Save your time - order a paper!

Get your paper written from scratch within the tight deadline. Our service is a reliable solution to all your troubles.

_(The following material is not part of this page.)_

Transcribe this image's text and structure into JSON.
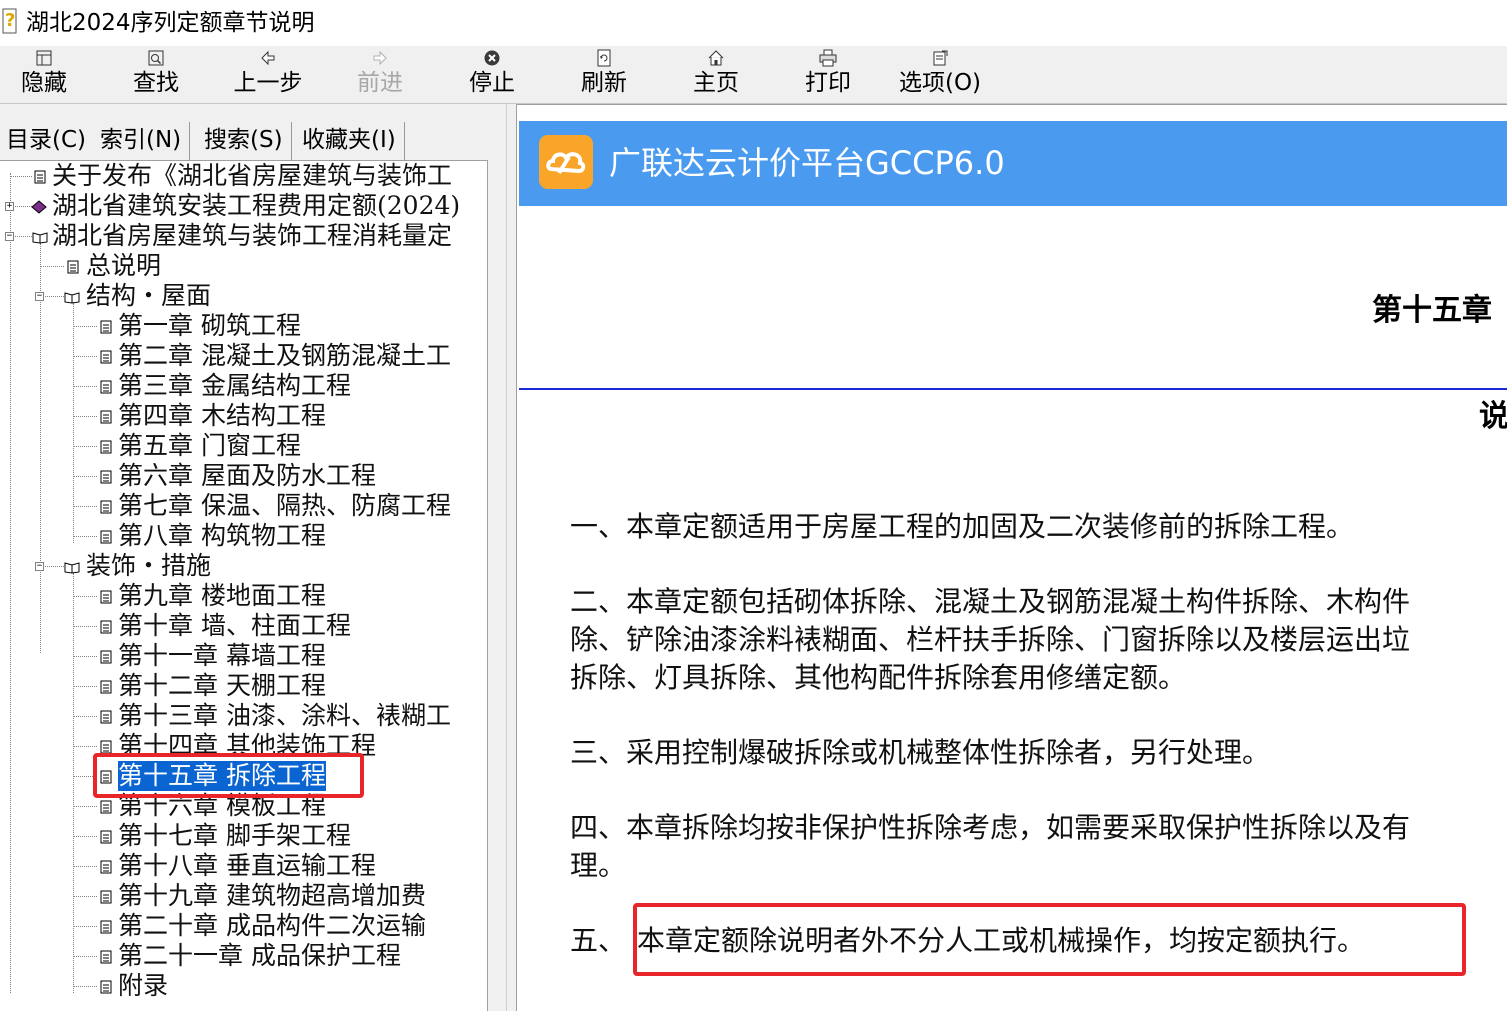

Place an order on any task and we will take care of it. You won’t have to worry about the quality and deadlines

Order Paper Now
Writerbay.net

When writing your assignment, we aim to help you get an A, not just beat the deadline.


Order a Similar Paper Order a Different Paper